On Jan. 28, UC Riverside officially launched the California Agriculture and Food Enterprise (CAFÉ) by way of a lecture hosted by the UC Global Food Initiative and the UCR Global Studies program.
Over lunch, writers Gustavo Arellano (editor-in-chief of OC Weekly and author of “Taco USA”) and David Karp (freelance food writer for Los Angeles Times and UCR associate) regaled faculty members, staff and students at the Alumni and Visitor’s Center with lectures on food and its intersections with culture, history and science.
David Karp spoke about Tejocote, a rare Mexican fruit that California farms just recently started growing and distributing. Gustavo Arellano spoke about Southern California’s food, its histories, and why retelling these stories are important in understanding our culture.
The talks illustrated CAFÉ’s relevance at UCR. Led by professor of genetics Norman Ellstrand, CAFÉ is an institute that will act as an umbrella for UCR research and other activities associated with food and agriculture in the broadest sense. Building on UCR’s agricultural history, CAFÉ was created to unify a large, interdisciplinary group of faculty, centers, facilities, and activities related to agriculture and address the UCR’s strategic priority Genomics to Harvest.
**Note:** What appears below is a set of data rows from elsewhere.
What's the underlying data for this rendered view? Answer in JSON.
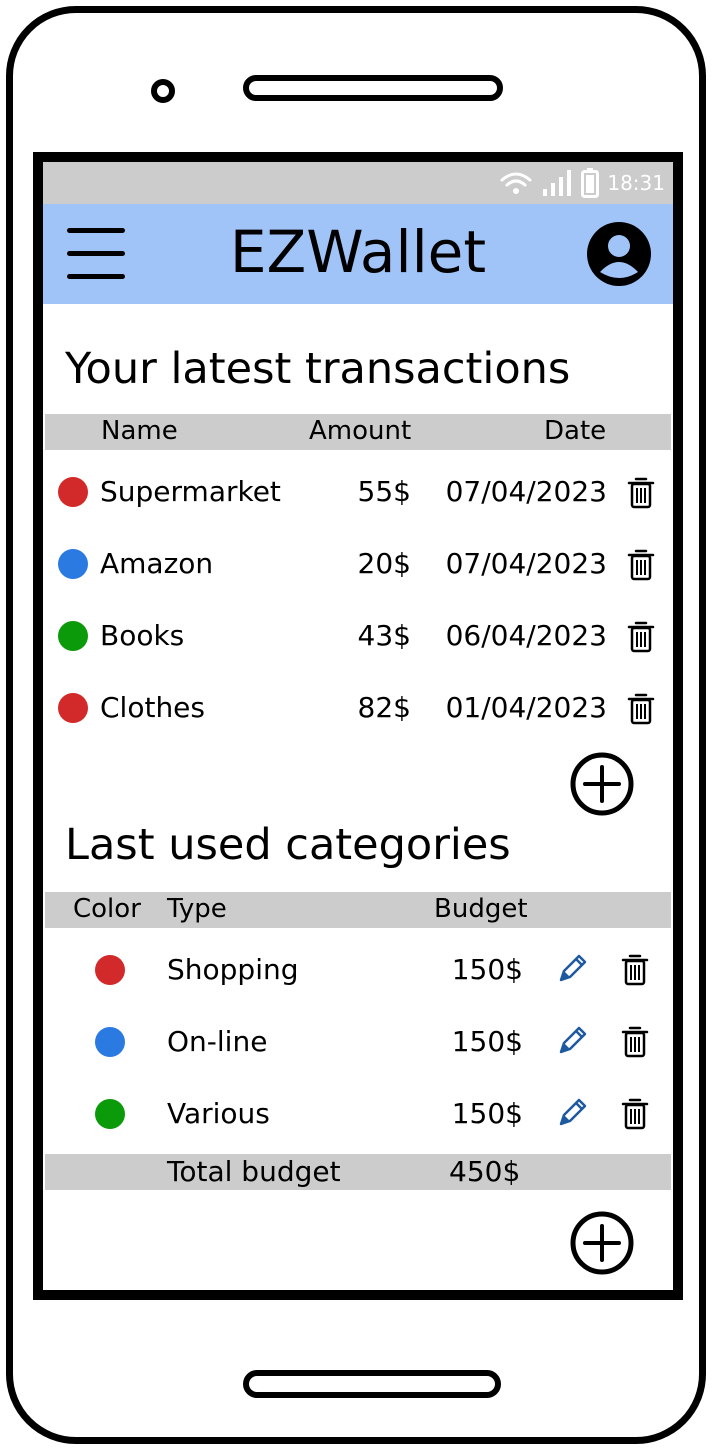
{
  "status_bar": {
    "time": "18:31",
    "icons": [
      "wifi-icon",
      "signal-icon",
      "battery-icon"
    ]
  },
  "app_bar": {
    "title": "EZWallet",
    "menu_icon": "hamburger-menu-icon",
    "account_icon": "account-circle-icon"
  },
  "transactions": {
    "title": "Your latest transactions",
    "headers": {
      "name": "Name",
      "amount": "Amount",
      "date": "Date"
    },
    "rows": [
      {
        "color": "#d22a2a",
        "name": "Supermarket",
        "amount": "55$",
        "date": "07/04/2023"
      },
      {
        "color": "#2a7ae2",
        "name": "Amazon",
        "amount": "20$",
        "date": "07/04/2023"
      },
      {
        "color": "#0a9a0a",
        "name": "Books",
        "amount": "43$",
        "date": "06/04/2023"
      },
      {
        "color": "#d22a2a",
        "name": "Clothes",
        "amount": "82$",
        "date": "01/04/2023"
      }
    ]
  },
  "categories": {
    "title": "Last used categories",
    "headers": {
      "color": "Color",
      "type": "Type",
      "budget": "Budget"
    },
    "rows": [
      {
        "color": "#d22a2a",
        "type": "Shopping",
        "budget": "150$"
      },
      {
        "color": "#2a7ae2",
        "type": "On-line",
        "budget": "150$"
      },
      {
        "color": "#0a9a0a",
        "type": "Various",
        "budget": "150$"
      }
    ],
    "total": {
      "label": "Total budget",
      "value": "450$"
    }
  },
  "colors": {
    "app_bar": "#a0c4f8",
    "status_bar": "#cccccc",
    "table_header": "#cccccc",
    "edit_icon": "#1e5aa0"
  }
}
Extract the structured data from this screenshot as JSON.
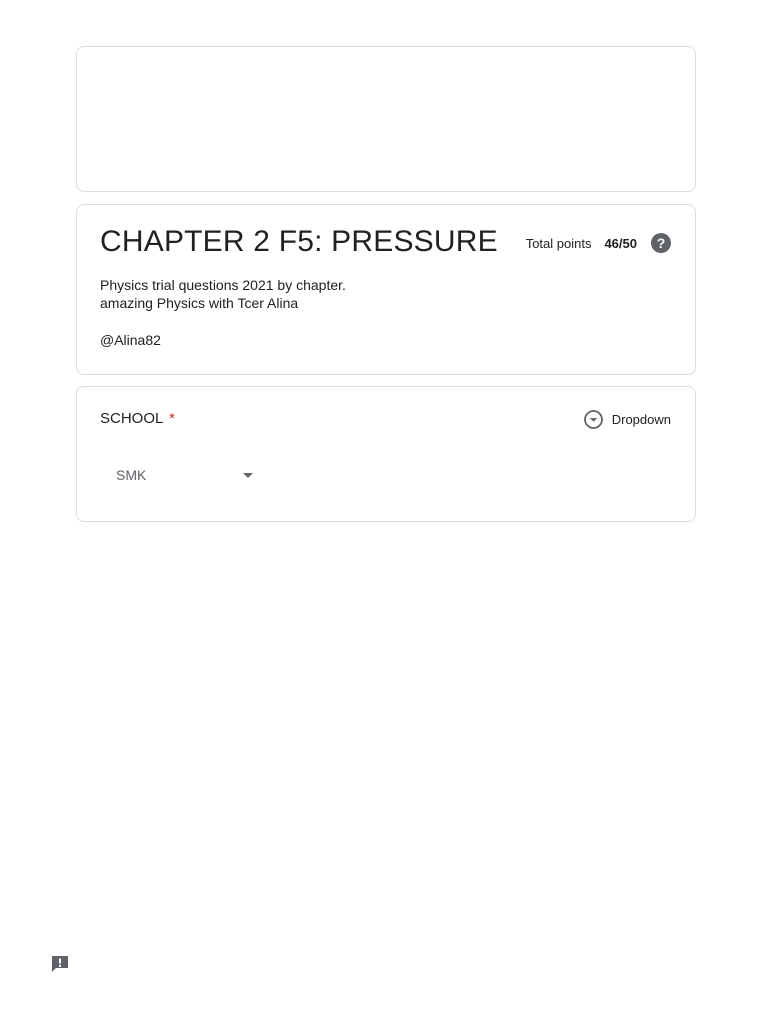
{
  "form": {
    "title": "CHAPTER 2 F5: PRESSURE",
    "total_points_label": "Total points",
    "total_points_value": "46/50",
    "help_icon_glyph": "?",
    "description_line1": "Physics trial questions 2021 by chapter.",
    "description_line2": "amazing Physics with Tcer Alina",
    "description_line3": "@Alina82"
  },
  "question": {
    "title": "SCHOOL",
    "required_mark": "*",
    "type_label": "Dropdown",
    "selected_value": "SMK"
  },
  "icons": {
    "help": "help-icon",
    "dropdown_type": "dropdown-circle-icon",
    "caret": "caret-down-icon",
    "feedback": "report-feedback-icon"
  },
  "colors": {
    "required": "#d93025",
    "border": "#dadce0",
    "icon_gray": "#5f6368",
    "text": "#202124"
  }
}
The vision for CAFÉ is to positively impact the science, policies and practices related to agriculture and its impact on humankind.
Ellstrand says its membership is very diverse: “We have researchers studying everything from the psychology of gardening to the interaction of diet and health to crop improvement during environmental challenges.”
For example, CNAS faculty and UC Cooperative Extension specialists will be able to join forces with other faculty members, who work on issues relevant to agriculture (e.g., climate change, economics of small farms, water use). CAFÉ will be able to provide new opportunities for funding, corporate sponsorship, technology transfer and development.
CAFÉ’s partnership with UCR Food Initiative will also be integral to UCR’s outreach efforts, particularly in the STEM fields (science, technology, engineering and math). CAFÉ’s future activities also include co-hosting the CNAS Science Public Lecture series.
Currently, there are almost 90 CAFÉ members from all over campus. Members include Susan Ossman, a professor of anthropology whose work delves into globalization; and Sharon Walker, professor of chemical and environmental engineering, whose research on aquatic systems intersects with water potability.
CAFÉ membership is currently open to UCR scholars, staff, and graduate students who are engaged in research on agriculture or food, Ellstrand says. “Membership in CAFÉ requires that an individual must be willing to work — if called upon — on one of CAFÉ’s projects.”